Taiwan Focus News Channel went on to paraphrase Ding as saying that “after the completion of the ship's construction, it will be turned over to the Navy for training maneuvers.”

Want China Times, which is also based in Taiwan, also carried a story about the original report on Monday.

This is not the first time that Chinese officials have commented about the presumed second aircraft carrier. As I previously reported, back in January 2014 the Hong Kong-based Ta Kung Pao newspaper quoted Wang Min, Party chief of Northeast China’s Liaoning province, as saying that construction on China’s second carrier had begun in the port city of Dalian in Liaoning province. Wang said that the carrier would be completed in six years’ time, and that China ultimately intended to build four aircraft carriers.

That report was quickly taken down.

Similarly, last month another local Chinese government, that of Changzhou, a city in Jiangsu province, published a report saying that a local company had been awarded a deal to supply products for China’s new carrier. That report was also quickly taken down. Even state-run media outlets in China have hinted at this reality, and noted that the Chinese government has not denied.
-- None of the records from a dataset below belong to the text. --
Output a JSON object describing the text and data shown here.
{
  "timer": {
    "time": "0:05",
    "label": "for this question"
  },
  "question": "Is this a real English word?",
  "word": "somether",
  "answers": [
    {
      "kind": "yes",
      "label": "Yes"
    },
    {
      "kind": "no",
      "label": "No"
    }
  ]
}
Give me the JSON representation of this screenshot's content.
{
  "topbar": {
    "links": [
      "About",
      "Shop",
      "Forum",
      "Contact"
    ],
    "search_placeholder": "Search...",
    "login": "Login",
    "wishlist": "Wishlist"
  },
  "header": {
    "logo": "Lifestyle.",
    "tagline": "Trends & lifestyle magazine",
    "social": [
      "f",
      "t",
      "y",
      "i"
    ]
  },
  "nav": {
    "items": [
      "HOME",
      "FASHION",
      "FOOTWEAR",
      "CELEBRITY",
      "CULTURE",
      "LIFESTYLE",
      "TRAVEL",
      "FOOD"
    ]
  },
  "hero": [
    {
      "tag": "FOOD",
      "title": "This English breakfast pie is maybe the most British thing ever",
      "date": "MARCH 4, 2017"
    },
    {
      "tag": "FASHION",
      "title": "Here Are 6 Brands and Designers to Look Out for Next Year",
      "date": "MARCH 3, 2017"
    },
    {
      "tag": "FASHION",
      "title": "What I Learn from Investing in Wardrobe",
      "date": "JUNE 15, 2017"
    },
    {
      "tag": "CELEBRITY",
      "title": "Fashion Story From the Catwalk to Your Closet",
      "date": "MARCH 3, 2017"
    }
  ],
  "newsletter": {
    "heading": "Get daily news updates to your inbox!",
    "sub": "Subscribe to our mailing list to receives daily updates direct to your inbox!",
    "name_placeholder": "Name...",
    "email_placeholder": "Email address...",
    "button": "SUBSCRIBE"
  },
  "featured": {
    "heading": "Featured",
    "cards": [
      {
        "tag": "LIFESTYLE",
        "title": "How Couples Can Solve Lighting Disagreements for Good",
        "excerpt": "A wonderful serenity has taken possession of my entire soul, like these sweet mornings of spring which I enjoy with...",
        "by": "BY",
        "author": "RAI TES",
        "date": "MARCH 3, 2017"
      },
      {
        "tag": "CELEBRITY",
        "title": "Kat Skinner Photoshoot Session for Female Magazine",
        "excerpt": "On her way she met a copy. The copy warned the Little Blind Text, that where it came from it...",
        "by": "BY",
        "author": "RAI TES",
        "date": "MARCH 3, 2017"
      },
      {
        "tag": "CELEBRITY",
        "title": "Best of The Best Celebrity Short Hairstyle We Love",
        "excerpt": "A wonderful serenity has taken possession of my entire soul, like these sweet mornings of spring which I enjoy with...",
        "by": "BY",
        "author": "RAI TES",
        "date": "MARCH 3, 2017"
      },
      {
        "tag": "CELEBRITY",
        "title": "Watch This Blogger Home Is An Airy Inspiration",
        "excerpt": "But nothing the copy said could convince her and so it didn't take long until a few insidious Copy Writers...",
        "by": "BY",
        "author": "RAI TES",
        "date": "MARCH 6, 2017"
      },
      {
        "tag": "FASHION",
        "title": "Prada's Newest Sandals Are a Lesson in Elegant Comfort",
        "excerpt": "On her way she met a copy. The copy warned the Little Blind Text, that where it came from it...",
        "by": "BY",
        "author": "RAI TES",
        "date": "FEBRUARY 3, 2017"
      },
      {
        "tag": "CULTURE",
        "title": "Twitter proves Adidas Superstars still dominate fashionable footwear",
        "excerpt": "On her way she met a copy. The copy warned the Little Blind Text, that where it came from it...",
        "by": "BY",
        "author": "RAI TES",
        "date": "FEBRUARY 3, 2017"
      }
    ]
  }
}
Thus, it seems undeniable that China is pursuing at least one more aircraft carrier. The main questions remaining are when will it be completed  and how many will Beijing ultimately build?

Regarding the former question, both Ding and Liu denied various reports that said that China’s second aircraft carrier could begin testing as early as this year, citing the technical difficulties involved in building an aircraft carrier. Neither appears to have offered up any guesses as to when the new carrier would be launched.

Liu was equally evasive when asked how many carriers the PLA Navy would ultimately operate. According to the reports, he said that at a minimum China would need one to be at sea at all times, one to be in maintenance at all times and one to be used for training purposes. At the same time, he added: “I think if we need carriers, the more the better. The key is how much funding do we have.”

Taiwan Focus News Channel also reported, again citing The Hong Kong Commercial Daily, that numerous military experts said the new carrier would feature a catapult takeoff system, rather than the less advanced ski jump ramp utilized by China’s current aircraft carrier.

The new carrier would the first one that China built domestically, as the Liaoning is a Soviet-era carrier Beijing purchased from Ukraine.